• **PROBLEM**: Every entry in the listing is to be reproduced exactly.

• **AVAILABLE DATA**:
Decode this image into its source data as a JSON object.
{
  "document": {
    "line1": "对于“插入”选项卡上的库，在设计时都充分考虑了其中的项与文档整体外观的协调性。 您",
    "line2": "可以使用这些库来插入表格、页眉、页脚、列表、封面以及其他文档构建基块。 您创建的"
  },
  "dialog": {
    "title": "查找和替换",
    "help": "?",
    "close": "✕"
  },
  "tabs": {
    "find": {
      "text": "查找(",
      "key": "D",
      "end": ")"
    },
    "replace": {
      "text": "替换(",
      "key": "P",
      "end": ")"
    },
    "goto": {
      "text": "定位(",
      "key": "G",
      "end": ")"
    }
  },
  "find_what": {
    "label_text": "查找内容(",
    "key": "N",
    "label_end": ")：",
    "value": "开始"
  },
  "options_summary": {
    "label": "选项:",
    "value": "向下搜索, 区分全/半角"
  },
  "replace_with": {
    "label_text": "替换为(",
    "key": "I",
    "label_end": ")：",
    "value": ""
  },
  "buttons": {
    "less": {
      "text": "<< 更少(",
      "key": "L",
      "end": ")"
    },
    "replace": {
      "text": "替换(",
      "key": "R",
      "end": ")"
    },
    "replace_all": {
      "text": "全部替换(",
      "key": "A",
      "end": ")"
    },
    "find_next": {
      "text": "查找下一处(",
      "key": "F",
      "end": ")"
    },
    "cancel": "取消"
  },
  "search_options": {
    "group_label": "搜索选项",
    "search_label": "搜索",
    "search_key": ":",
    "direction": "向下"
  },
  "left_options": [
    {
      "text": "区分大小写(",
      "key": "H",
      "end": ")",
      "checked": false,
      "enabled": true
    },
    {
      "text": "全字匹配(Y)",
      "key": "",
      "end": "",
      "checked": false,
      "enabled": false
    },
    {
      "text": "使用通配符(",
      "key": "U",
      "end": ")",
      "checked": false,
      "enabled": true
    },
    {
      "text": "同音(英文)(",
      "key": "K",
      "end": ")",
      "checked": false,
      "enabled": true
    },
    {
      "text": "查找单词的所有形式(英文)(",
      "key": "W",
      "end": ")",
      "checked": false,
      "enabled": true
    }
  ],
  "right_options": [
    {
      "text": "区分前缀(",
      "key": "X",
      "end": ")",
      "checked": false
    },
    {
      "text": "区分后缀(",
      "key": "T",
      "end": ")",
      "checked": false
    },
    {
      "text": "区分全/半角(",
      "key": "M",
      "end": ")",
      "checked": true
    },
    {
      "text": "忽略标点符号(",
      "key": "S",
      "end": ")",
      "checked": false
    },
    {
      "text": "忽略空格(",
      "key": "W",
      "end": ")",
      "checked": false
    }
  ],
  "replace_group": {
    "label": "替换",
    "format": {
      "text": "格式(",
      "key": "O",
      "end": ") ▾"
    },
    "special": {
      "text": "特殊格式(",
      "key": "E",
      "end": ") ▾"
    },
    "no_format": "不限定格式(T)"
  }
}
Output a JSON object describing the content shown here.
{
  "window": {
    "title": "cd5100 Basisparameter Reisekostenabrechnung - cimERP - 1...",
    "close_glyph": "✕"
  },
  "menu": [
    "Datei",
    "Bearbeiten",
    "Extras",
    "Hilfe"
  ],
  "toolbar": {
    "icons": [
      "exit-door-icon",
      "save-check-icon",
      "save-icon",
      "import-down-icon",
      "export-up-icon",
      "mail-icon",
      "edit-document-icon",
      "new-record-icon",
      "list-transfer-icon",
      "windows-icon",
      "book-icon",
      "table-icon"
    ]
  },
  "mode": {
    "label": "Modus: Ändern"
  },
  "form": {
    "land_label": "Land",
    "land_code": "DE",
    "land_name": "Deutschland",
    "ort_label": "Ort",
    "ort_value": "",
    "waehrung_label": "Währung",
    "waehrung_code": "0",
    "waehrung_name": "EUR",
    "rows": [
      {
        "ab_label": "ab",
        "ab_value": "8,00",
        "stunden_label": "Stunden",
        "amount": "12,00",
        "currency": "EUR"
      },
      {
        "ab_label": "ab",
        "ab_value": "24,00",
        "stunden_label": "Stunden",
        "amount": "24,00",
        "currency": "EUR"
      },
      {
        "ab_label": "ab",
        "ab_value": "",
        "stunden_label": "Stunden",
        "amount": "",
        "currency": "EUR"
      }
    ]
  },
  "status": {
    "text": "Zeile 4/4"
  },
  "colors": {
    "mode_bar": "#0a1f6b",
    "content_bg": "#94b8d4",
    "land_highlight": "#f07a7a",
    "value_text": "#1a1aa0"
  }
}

• **SOLUTION TO THE PROBLEM**:
Decode this image into its source data as a JSON object.
{
  "document": {
    "line1": "对于“插入”选项卡上的库，在设计时都充分考虑了其中的项与文档整体外观的协调性。 您",
    "line2": "可以使用这些库来插入表格、页眉、页脚、列表、封面以及其他文档构建基块。 您创建的"
  },
  "dialog": {
    "title": "查找和替换",
    "help": "?",
    "close": "✕"
  },
  "tabs": {
    "find": {
      "text": "查找(",
      "key": "D",
      "end": ")"
    },
    "replace": {
      "text": "替换(",
      "key": "P",
      "end": ")"
    },
    "goto": {
      "text": "定位(",
      "key": "G",
      "end": ")"
    }
  },
  "find_what": {
    "label_text": "查找内容(",
    "key": "N",
    "label_end": ")：",
    "value": "开始"
  },
  "options_summary": {
    "label": "选项:",
    "value": "向下搜索, 区分全/半角"
  },
  "replace_with": {
    "label_text": "替换为(",
    "key": "I",
    "label_end": ")：",
    "value": ""
  },
  "buttons": {
    "less": {
      "text": "<< 更少(",
      "key": "L",
      "end": ")"
    },
    "replace": {
      "text": "替换(",
      "key": "R",
      "end": ")"
    },
    "replace_all": {
      "text": "全部替换(",
      "key": "A",
      "end": ")"
    },
    "find_next": {
      "text": "查找下一处(",
      "key": "F",
      "end": ")"
    },
    "cancel": "取消"
  },
  "search_options": {
    "group_label": "搜索选项",
    "search_label": "搜索",
    "search_key": ":",
    "direction": "向下"
  },
  "left_options": [
    {
      "text": "区分大小写(",
      "key": "H",
      "end": ")",
      "checked": false,
      "enabled": true
    },
    {
      "text": "全字匹配(Y)",
      "key": "",
      "end": "",
      "checked": false,
      "enabled": false
    },
    {
      "text": "使用通配符(",
      "key": "U",
      "end": ")",
      "checked": false,
      "enabled": true
    },
    {
      "text": "同音(英文)(",
      "key": "K",
      "end": ")",
      "checked": false,
      "enabled": true
    },
    {
      "text": "查找单词的所有形式(英文)(",
      "key": "W",
      "end": ")",
      "checked": false,
      "enabled": true
    }
  ],
  "right_options": [
    {
      "text": "区分前缀(",
      "key": "X",
      "end": ")",
      "checked": false
    },
    {
      "text": "区分后缀(",
      "key": "T",
      "end": ")",
      "checked": false
    },
    {
      "text": "区分全/半角(",
      "key": "M",
      "end": ")",
      "checked": true
    },
    {
      "text": "忽略标点符号(",
      "key": "S",
      "end": ")",
      "checked": false
    },
    {
      "text": "忽略空格(",
      "key": "W",
      "end": ")",
      "checked": false
    }
  ],
  "replace_group": {
    "label": "替换",
    "format": {
      "text": "格式(",
      "key": "O",
      "end": ") ▾"
    },
    "special": {
      "text": "特殊格式(",
      "key": "E",
      "end": ") ▾"
    },
    "no_format": "不限定格式(T)"
  }
}
Output a JSON object describing the content shown here.
{
  "window": {
    "title": "cd5100 Basisparameter Reisekostenabrechnung - cimERP - 1...",
    "close_glyph": "✕"
  },
  "menu": [
    "Datei",
    "Bearbeiten",
    "Extras",
    "Hilfe"
  ],
  "toolbar": {
    "icons": [
      "exit-door-icon",
      "save-check-icon",
      "save-icon",
      "import-down-icon",
      "export-up-icon",
      "mail-icon",
      "edit-document-icon",
      "new-record-icon",
      "list-transfer-icon",
      "windows-icon",
      "book-icon",
      "table-icon"
    ]
  },
  "mode": {
    "label": "Modus: Ändern"
  },
  "form": {
    "land_label": "Land",
    "land_code": "DE",
    "land_name": "Deutschland",
    "ort_label": "Ort",
    "ort_value": "",
    "waehrung_label": "Währung",
    "waehrung_code": "0",
    "waehrung_name": "EUR",
    "rows": [
      {
        "ab_label": "ab",
        "ab_value": "8,00",
        "stunden_label": "Stunden",
        "amount": "12,00",
        "currency": "EUR"
      },
      {
        "ab_label": "ab",
        "ab_value": "24,00",
        "stunden_label": "Stunden",
        "amount": "24,00",
        "currency": "EUR"
      },
      {
        "ab_label": "ab",
        "ab_value": "",
        "stunden_label": "Stunden",
        "amount": "",
        "currency": "EUR"
      }
    ]
  },
  "status": {
    "text": "Zeile 4/4"
  },
  "colors": {
    "mode_bar": "#0a1f6b",
    "content_bg": "#94b8d4",
    "land_highlight": "#f07a7a",
    "value_text": "#1a1aa0"
  }
}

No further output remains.